* Task:
What's wanted is each entry repeated verbatim, minus its images.

* Records to process:
────

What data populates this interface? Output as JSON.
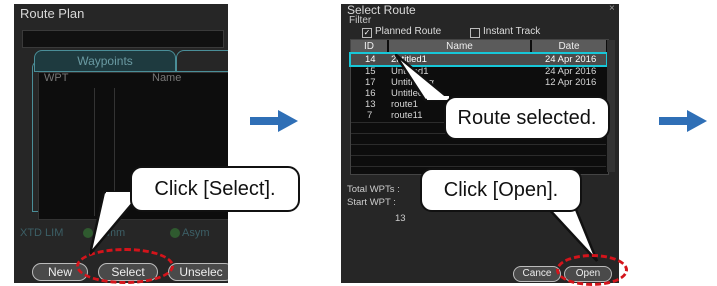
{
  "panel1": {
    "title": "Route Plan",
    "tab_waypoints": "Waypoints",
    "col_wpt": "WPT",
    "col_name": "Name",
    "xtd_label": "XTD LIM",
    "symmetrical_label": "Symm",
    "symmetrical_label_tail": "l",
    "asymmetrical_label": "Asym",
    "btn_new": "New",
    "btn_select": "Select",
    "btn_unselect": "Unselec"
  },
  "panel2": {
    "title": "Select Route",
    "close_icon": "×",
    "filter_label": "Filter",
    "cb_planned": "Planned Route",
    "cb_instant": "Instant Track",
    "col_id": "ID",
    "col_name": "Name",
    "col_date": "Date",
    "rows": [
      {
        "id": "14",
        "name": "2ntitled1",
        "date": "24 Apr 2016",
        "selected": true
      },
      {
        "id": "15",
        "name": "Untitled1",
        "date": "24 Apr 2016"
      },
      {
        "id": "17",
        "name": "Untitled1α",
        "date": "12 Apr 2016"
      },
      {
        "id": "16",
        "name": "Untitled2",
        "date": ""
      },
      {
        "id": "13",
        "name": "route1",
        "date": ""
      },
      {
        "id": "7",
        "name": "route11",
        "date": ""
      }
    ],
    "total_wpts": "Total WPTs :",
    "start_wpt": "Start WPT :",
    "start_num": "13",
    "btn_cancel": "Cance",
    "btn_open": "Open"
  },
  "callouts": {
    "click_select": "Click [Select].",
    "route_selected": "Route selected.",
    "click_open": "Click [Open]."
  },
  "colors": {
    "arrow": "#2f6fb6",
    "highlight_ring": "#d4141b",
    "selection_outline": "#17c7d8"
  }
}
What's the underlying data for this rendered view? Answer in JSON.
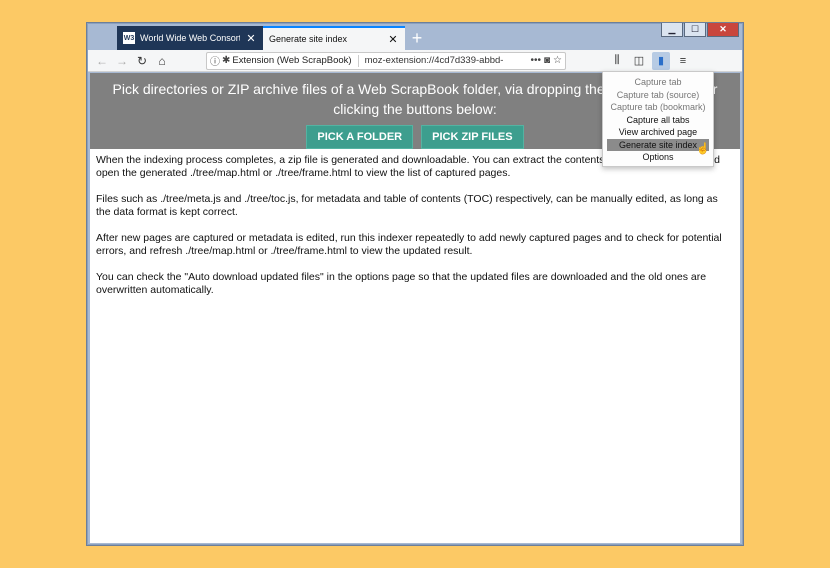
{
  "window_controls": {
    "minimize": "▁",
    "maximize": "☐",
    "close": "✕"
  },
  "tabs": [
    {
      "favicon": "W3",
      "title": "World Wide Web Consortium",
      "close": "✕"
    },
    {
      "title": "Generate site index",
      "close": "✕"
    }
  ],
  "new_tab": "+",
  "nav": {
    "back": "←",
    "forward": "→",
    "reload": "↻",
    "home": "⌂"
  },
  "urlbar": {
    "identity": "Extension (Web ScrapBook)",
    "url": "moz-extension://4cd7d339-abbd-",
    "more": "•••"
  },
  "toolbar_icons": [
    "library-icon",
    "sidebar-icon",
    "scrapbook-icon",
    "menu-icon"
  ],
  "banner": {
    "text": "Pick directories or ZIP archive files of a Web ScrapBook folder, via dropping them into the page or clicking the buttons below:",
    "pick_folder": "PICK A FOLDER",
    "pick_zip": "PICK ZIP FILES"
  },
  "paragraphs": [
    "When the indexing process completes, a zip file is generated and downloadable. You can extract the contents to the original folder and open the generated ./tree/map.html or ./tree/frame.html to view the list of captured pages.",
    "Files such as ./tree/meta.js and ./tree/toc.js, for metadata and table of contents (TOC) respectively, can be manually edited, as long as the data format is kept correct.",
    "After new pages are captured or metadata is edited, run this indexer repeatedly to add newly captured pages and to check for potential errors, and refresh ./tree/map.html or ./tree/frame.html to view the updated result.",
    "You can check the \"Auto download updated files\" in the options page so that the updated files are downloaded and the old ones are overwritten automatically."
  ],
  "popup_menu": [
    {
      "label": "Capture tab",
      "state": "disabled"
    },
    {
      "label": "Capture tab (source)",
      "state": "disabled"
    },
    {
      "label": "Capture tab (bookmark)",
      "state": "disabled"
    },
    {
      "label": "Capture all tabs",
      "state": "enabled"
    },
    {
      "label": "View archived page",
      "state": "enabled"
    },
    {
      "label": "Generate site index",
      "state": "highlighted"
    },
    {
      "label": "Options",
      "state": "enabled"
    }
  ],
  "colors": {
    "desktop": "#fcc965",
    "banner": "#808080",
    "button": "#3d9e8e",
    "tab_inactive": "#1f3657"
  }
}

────

* Response to this task:
What data populates this interface? Output as JSON.
{
  "panel1": {
    "title": "Route Plan",
    "tab_waypoints": "Waypoints",
    "col_wpt": "WPT",
    "col_name": "Name",
    "xtd_label": "XTD LIM",
    "symmetrical_label": "Symm",
    "symmetrical_label_tail": "l",
    "asymmetrical_label": "Asym",
    "btn_new": "New",
    "btn_select": "Select",
    "btn_unselect": "Unselec"
  },
  "panel2": {
    "title": "Select Route",
    "close_icon": "×",
    "filter_label": "Filter",
    "cb_planned": "Planned Route",
    "cb_instant": "Instant Track",
    "col_id": "ID",
    "col_name": "Name",
    "col_date": "Date",
    "rows": [
      {
        "id": "14",
        "name": "2ntitled1",
        "date": "24 Apr 2016",
        "selected": true
      },
      {
        "id": "15",
        "name": "Untitled1",
        "date": "24 Apr 2016"
      },
      {
        "id": "17",
        "name": "Untitled1α",
        "date": "12 Apr 2016"
      },
      {
        "id": "16",
        "name": "Untitled2",
        "date": ""
      },
      {
        "id": "13",
        "name": "route1",
        "date": ""
      },
      {
        "id": "7",
        "name": "route11",
        "date": ""
      }
    ],
    "total_wpts": "Total WPTs :",
    "start_wpt": "Start WPT :",
    "start_num": "13",
    "btn_cancel": "Cance",
    "btn_open": "Open"
  },
  "callouts": {
    "click_select": "Click [Select].",
    "route_selected": "Route selected.",
    "click_open": "Click [Open]."
  },
  "colors": {
    "arrow": "#2f6fb6",
    "highlight_ring": "#d4141b",
    "selection_outline": "#17c7d8"
  }
}
What's the underlying data for this rendered view? Answer in JSON.
{
  "window_controls": {
    "minimize": "▁",
    "maximize": "☐",
    "close": "✕"
  },
  "tabs": [
    {
      "favicon": "W3",
      "title": "World Wide Web Consortium",
      "close": "✕"
    },
    {
      "title": "Generate site index",
      "close": "✕"
    }
  ],
  "new_tab": "+",
  "nav": {
    "back": "←",
    "forward": "→",
    "reload": "↻",
    "home": "⌂"
  },
  "urlbar": {
    "identity": "Extension (Web ScrapBook)",
    "url": "moz-extension://4cd7d339-abbd-",
    "more": "•••"
  },
  "toolbar_icons": [
    "library-icon",
    "sidebar-icon",
    "scrapbook-icon",
    "menu-icon"
  ],
  "banner": {
    "text": "Pick directories or ZIP archive files of a Web ScrapBook folder, via dropping them into the page or clicking the buttons below:",
    "pick_folder": "PICK A FOLDER",
    "pick_zip": "PICK ZIP FILES"
  },
  "paragraphs": [
    "When the indexing process completes, a zip file is generated and downloadable. You can extract the contents to the original folder and open the generated ./tree/map.html or ./tree/frame.html to view the list of captured pages.",
    "Files such as ./tree/meta.js and ./tree/toc.js, for metadata and table of contents (TOC) respectively, can be manually edited, as long as the data format is kept correct.",
    "After new pages are captured or metadata is edited, run this indexer repeatedly to add newly captured pages and to check for potential errors, and refresh ./tree/map.html or ./tree/frame.html to view the updated result.",
    "You can check the \"Auto download updated files\" in the options page so that the updated files are downloaded and the old ones are overwritten automatically."
  ],
  "popup_menu": [
    {
      "label": "Capture tab",
      "state": "disabled"
    },
    {
      "label": "Capture tab (source)",
      "state": "disabled"
    },
    {
      "label": "Capture tab (bookmark)",
      "state": "disabled"
    },
    {
      "label": "Capture all tabs",
      "state": "enabled"
    },
    {
      "label": "View archived page",
      "state": "enabled"
    },
    {
      "label": "Generate site index",
      "state": "highlighted"
    },
    {
      "label": "Options",
      "state": "enabled"
    }
  ],
  "colors": {
    "desktop": "#fcc965",
    "banner": "#808080",
    "button": "#3d9e8e",
    "tab_inactive": "#1f3657"
  }
}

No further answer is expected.